- The problem
Report every line below that carries the word "shortcut".

□ □ □ □ □

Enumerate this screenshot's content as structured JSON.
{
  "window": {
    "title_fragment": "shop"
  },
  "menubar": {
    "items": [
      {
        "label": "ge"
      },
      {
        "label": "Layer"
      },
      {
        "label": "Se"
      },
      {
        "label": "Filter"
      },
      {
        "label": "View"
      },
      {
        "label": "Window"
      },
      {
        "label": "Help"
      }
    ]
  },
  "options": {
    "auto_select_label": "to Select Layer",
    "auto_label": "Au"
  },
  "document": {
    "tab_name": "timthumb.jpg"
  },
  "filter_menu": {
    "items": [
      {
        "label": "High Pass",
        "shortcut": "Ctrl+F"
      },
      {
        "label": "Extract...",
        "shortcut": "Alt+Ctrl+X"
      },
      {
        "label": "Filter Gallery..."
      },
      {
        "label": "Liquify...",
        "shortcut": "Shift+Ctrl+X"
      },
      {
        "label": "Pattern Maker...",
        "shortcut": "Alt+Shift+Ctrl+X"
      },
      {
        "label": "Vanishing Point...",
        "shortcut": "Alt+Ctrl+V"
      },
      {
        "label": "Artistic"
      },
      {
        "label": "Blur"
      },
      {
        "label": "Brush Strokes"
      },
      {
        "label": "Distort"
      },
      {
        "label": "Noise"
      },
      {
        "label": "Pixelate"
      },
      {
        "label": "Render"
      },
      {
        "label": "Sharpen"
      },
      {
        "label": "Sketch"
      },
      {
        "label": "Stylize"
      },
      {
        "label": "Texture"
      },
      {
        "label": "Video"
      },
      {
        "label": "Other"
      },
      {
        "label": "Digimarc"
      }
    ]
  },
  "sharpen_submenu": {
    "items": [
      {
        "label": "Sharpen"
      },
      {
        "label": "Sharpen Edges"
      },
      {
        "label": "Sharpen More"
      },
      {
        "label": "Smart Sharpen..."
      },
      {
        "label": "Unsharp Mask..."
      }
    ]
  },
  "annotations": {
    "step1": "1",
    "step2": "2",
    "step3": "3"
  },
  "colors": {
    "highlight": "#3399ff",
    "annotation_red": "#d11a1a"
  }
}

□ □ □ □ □

- Reply to the task
        "shortcut": "Ctrl+F"
        "shortcut": "Alt+Ctrl+X"
        "shortcut": "Shift+Ctrl+X"
        "shortcut": "Alt+Shift+Ctrl+X"
        "shortcut": "Alt+Ctrl+V"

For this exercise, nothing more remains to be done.